- [Task objective]:
Please return every line of the records below that holds the word "IBAN".

(Items from an interface collection)
---+---

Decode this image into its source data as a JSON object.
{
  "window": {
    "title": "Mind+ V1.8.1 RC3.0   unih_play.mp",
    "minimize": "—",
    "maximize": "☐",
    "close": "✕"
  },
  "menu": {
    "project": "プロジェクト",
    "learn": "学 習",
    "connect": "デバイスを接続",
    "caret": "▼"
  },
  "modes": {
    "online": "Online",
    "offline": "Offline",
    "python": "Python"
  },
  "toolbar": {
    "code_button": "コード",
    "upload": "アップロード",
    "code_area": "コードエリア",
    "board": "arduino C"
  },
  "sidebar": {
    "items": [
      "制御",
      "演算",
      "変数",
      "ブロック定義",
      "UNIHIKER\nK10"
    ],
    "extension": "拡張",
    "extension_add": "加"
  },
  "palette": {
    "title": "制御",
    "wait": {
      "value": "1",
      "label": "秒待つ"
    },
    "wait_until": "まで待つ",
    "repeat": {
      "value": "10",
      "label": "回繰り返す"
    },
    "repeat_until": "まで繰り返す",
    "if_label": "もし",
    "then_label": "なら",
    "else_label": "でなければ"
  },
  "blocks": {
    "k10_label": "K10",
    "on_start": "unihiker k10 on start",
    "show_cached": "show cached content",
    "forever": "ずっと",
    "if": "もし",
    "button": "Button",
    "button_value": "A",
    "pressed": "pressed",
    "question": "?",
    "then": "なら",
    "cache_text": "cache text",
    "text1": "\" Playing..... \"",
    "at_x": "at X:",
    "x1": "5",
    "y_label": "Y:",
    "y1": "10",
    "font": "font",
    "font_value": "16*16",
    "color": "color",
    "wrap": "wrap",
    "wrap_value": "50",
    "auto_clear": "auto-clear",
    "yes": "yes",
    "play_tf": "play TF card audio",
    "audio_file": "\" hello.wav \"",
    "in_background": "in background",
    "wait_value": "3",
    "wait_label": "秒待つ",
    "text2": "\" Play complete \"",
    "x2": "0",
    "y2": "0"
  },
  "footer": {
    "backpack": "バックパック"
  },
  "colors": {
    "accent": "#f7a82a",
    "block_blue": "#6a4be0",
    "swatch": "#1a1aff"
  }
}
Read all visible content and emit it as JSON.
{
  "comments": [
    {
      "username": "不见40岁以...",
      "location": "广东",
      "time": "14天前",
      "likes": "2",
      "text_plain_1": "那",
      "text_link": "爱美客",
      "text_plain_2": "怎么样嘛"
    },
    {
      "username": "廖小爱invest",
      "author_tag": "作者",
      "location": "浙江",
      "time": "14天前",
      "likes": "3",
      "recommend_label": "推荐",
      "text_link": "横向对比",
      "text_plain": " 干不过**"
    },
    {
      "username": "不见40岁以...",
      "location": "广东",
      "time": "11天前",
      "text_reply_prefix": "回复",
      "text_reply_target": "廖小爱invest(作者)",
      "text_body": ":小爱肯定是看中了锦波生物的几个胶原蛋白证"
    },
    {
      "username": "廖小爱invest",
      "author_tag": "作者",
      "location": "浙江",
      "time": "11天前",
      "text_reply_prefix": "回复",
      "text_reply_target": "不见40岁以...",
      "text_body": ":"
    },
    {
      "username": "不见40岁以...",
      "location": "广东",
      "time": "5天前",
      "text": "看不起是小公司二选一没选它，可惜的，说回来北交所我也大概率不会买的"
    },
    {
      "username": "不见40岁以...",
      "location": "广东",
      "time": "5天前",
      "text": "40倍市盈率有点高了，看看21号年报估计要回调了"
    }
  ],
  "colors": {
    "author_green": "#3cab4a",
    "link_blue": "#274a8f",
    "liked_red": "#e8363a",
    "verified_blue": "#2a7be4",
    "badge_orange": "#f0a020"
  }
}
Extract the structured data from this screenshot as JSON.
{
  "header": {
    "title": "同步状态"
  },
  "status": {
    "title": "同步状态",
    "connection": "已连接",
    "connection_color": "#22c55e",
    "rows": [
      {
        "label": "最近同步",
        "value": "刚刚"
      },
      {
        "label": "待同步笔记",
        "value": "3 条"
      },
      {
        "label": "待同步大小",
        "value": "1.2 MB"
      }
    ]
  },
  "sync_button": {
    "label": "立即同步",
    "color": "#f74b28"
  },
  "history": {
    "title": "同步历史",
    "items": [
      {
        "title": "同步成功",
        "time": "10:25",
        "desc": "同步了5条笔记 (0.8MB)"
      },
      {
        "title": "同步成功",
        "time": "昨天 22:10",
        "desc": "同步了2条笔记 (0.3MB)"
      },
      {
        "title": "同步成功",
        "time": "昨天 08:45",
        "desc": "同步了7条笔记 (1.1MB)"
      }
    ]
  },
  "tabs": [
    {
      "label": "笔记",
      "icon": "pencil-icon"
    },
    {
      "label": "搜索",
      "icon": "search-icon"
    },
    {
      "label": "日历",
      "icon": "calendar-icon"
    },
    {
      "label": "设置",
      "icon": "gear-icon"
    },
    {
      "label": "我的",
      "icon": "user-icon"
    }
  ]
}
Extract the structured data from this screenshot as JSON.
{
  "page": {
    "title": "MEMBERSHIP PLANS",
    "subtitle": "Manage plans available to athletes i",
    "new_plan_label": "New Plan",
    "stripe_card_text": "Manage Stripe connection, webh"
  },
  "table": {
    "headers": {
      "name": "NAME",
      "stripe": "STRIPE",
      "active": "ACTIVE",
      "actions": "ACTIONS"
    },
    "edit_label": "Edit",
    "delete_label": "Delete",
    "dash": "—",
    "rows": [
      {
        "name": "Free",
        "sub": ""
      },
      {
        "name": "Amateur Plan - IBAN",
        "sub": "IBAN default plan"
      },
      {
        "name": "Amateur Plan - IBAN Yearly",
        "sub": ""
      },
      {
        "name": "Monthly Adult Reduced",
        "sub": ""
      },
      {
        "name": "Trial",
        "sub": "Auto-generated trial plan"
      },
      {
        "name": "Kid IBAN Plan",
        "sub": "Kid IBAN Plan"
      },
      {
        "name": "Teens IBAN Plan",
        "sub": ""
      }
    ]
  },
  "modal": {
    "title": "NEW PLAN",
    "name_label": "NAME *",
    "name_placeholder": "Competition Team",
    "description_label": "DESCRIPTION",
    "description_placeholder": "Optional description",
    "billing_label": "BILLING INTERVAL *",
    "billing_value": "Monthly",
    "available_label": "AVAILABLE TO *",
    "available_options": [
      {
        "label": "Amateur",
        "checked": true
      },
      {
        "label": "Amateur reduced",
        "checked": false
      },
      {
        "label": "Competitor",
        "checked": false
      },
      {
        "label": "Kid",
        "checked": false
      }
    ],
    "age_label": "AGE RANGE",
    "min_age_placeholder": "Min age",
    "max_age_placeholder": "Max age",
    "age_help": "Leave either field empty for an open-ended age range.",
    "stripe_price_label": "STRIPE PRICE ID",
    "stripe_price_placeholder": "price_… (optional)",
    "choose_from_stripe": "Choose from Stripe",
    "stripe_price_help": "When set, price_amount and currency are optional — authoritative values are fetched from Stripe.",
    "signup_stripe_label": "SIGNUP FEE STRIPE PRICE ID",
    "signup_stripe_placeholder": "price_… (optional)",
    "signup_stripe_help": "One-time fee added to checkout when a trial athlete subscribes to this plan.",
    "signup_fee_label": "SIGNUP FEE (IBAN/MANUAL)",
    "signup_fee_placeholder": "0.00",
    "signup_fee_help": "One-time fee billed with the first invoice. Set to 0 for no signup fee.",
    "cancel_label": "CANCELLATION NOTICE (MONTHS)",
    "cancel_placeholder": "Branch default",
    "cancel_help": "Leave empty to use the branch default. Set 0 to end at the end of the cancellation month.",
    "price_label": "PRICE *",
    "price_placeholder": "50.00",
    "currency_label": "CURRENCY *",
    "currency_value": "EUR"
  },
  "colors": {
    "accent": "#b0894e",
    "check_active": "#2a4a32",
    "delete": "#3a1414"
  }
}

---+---

- [Worked solution]:
        "name": "Amateur Plan - IBAN",
        "sub": "IBAN default plan"
        "name": "Amateur Plan - IBAN Yearly",
        "name": "Kid IBAN Plan",
        "sub": "Kid IBAN Plan"
        "name": "Teens IBAN Plan",
    "signup_fee_label": "SIGNUP FEE (IBAN/MANUAL)",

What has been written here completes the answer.